*Exercise objective*. In the data below, find every line with the word "Lowercase" and copy it.

*Record extracts*.
*** Begin section ***
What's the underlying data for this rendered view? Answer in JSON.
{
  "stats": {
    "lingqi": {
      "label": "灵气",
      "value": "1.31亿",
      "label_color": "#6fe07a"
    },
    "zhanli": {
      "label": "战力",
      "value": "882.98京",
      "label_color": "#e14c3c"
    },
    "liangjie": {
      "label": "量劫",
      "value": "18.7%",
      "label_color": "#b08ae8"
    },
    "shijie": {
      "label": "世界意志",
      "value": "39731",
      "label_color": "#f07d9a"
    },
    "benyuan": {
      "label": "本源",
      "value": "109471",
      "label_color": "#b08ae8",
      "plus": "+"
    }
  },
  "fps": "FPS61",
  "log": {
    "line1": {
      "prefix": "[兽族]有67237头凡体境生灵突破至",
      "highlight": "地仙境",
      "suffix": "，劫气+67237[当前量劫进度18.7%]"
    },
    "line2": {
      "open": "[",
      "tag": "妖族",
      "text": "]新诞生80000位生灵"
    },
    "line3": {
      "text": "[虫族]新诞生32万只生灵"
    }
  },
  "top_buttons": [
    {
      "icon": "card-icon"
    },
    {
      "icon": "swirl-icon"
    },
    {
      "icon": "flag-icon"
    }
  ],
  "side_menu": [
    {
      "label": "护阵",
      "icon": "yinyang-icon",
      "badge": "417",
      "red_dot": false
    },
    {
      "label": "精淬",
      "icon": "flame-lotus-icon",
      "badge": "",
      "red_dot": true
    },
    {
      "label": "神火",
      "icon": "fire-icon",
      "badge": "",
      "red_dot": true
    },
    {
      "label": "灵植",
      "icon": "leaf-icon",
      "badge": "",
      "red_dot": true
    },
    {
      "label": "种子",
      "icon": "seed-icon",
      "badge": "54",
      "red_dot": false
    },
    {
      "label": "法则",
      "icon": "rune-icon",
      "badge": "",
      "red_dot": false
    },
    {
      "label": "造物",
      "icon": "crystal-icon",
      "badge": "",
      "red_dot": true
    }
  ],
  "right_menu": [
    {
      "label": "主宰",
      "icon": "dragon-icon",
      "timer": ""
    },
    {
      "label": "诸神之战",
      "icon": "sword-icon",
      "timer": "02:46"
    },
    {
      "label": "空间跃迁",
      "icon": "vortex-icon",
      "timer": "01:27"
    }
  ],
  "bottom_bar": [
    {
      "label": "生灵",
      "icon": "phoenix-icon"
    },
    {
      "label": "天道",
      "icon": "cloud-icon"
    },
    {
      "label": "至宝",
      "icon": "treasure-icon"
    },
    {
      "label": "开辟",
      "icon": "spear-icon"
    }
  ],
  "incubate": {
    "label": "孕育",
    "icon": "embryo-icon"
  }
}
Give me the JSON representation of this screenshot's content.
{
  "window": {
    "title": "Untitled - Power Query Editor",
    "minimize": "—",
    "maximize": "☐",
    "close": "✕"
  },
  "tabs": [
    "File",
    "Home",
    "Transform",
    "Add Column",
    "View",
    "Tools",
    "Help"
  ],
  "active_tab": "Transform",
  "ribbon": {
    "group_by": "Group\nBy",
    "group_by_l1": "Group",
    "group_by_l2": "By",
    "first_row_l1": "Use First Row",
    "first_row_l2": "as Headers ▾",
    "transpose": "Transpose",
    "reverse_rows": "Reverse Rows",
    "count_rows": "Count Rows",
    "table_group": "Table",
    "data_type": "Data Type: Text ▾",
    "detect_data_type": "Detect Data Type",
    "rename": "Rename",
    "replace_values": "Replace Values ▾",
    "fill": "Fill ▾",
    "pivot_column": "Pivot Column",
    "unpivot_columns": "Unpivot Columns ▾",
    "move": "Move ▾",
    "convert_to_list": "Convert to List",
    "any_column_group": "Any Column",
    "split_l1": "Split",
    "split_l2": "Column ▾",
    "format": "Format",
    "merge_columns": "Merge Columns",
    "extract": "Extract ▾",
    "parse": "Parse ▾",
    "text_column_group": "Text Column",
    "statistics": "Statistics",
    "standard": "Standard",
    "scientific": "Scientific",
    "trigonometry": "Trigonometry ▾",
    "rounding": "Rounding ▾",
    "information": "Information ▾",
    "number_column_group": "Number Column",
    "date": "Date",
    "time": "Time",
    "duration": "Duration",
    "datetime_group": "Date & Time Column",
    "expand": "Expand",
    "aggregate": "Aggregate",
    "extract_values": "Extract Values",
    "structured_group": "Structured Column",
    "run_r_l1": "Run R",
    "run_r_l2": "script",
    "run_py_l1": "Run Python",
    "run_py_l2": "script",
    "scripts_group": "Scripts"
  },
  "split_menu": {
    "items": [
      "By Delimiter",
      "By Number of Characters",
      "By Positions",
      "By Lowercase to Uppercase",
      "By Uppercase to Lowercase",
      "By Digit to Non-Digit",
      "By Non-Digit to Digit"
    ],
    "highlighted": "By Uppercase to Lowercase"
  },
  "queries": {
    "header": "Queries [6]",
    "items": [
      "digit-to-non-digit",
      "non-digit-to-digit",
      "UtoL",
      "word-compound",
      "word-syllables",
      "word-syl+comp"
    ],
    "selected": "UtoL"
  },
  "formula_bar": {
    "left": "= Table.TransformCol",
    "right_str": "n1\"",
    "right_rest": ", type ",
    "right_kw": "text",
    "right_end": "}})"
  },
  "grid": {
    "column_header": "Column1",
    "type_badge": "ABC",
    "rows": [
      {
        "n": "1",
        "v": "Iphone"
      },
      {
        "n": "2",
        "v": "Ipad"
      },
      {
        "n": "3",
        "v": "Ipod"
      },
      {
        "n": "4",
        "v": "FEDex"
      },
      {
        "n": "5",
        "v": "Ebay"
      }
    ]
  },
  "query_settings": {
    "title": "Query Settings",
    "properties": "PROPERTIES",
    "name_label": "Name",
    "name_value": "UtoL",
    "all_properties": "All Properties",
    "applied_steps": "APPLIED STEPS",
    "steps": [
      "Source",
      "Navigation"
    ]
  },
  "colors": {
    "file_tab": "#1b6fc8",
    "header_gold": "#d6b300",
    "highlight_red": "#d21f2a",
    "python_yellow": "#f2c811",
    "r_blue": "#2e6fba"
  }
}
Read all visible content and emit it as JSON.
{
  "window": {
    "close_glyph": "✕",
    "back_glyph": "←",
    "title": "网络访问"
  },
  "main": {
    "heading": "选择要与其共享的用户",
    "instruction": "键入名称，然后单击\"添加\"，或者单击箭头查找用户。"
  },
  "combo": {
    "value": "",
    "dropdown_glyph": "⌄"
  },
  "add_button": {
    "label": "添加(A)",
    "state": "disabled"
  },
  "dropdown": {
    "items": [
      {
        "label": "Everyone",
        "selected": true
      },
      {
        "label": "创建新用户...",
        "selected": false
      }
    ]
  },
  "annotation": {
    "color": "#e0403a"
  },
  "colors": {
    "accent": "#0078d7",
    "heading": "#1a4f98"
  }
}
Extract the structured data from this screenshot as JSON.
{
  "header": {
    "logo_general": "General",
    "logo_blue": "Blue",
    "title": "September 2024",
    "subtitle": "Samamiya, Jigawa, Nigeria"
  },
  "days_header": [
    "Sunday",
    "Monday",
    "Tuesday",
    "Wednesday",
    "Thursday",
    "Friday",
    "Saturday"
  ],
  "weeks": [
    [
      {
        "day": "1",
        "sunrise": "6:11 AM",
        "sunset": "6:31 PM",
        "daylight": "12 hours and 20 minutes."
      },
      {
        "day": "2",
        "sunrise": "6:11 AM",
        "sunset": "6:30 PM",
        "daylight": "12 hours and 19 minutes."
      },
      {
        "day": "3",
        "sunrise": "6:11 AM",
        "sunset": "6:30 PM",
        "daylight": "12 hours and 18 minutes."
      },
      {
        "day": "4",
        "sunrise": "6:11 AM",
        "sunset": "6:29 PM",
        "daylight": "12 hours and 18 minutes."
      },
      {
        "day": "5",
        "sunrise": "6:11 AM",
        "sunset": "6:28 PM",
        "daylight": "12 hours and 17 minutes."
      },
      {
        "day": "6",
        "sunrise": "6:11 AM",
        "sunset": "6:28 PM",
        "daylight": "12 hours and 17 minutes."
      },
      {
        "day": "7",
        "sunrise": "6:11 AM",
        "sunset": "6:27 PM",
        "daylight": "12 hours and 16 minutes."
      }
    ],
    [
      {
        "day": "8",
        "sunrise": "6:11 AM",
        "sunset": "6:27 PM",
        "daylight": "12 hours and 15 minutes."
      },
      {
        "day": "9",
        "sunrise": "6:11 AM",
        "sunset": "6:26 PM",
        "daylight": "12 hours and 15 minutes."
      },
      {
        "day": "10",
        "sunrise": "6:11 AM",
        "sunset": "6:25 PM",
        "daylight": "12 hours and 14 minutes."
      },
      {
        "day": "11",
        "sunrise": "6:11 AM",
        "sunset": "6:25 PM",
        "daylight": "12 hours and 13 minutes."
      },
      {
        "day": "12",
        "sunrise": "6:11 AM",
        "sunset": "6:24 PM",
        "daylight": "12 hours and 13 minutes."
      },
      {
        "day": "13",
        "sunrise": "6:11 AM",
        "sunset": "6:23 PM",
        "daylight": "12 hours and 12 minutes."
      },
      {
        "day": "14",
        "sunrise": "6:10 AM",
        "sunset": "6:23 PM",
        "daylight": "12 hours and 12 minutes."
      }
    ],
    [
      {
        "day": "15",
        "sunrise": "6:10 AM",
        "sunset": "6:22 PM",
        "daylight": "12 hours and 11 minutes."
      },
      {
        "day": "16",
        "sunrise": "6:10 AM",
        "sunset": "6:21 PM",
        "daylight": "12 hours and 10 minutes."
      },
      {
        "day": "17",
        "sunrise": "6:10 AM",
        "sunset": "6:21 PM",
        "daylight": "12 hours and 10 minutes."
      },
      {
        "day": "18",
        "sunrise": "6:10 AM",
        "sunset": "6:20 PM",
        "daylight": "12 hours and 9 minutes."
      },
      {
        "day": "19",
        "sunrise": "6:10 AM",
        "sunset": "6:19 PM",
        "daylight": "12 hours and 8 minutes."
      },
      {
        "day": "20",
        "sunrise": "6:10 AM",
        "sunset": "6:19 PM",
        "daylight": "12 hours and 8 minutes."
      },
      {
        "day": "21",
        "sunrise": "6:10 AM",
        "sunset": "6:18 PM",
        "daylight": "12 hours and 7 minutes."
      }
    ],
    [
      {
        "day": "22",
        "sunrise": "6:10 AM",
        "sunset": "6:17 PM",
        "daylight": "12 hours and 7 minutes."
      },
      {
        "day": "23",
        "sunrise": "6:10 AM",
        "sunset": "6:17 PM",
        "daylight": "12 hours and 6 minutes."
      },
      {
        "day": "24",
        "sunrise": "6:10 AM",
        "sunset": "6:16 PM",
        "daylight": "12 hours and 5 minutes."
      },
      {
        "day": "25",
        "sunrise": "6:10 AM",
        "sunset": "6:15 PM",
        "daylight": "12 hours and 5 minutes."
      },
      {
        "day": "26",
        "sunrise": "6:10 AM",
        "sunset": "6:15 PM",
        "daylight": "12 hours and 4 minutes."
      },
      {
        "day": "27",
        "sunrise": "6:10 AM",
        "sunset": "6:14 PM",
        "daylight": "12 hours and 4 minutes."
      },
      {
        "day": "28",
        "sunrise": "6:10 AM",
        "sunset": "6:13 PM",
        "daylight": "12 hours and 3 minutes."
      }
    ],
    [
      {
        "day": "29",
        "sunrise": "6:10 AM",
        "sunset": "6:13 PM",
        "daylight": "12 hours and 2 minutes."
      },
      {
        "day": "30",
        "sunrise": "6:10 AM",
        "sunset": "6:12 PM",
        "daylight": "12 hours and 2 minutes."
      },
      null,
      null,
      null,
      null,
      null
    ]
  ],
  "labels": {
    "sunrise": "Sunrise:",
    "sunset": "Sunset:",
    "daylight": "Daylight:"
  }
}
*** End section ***
*Answer to the exercise*.
      "By Lowercase to Uppercase",
      "By Uppercase to Lowercase",
    "highlighted": "By Uppercase to Lowercase"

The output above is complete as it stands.